Let's show some grace to the world as they seek to simply save lives and save people from mistreatment, and may we be the cause behind such efforts, not the blockade preventing it. I know, the government won't get it all right, but we can at least honor their efforts and cause change ourselves as well. Let us be graceful even when things seem to impede our freedoms. Let us be slow to speak and quick to put ourselves in other's shoes. And let us be quick to love the crap out of people. Let us, as a church, show people that human life and love are indeed our first priorities, and not "religious freedom."

We cannot value our freedom more than we value the lives of others and our ability to love them.

"You have heard that it was said, 'Love your nieghbor and hate your enemy.' But I tell you, love your enemies and pray for those who persecute you, that you may be children of your Father in heaven. He causes his sun to rise on the evil and the good, and sends rain on the righteous and the unrighteous. If you love those who love you, what reward will you get? Are not even the tax collectors doing that? And if you greet only your own people, what are you doing more than others? Do not even pagans do that? Be perfect, therefore, as your heavenly Father is perfect." - Matthew 5:43-48

1 comment:
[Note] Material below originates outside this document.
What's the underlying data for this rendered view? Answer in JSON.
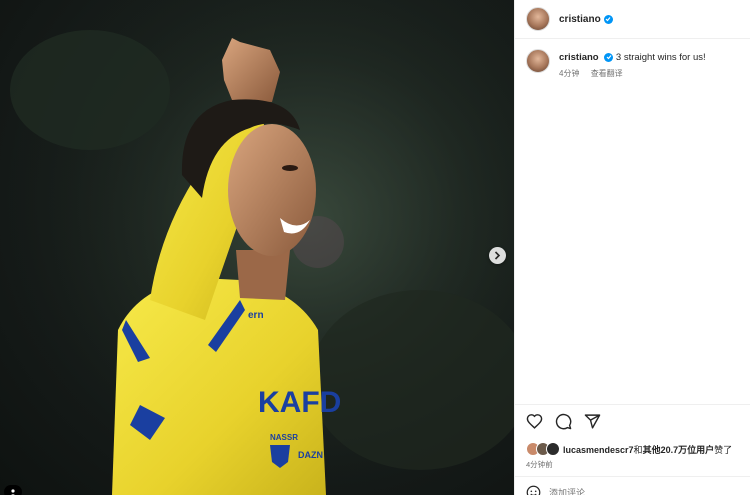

  1. Amen. Excellent point, Spenser. Grace. Grace, grace, grace. As Christians, I think we all too readily accept grace from God and others, but completely forget to give it in equal measure. We forget that God calls us to be responsible for the ministry of reconciliation: that is, reconciling others to God through loving like He loved and bringing everyone we meet closer to Him.
    "All this is from God, who reconciled us to Himself through Christ and gave us the ministry of reconciliation...." (read 2 Corinthians 5)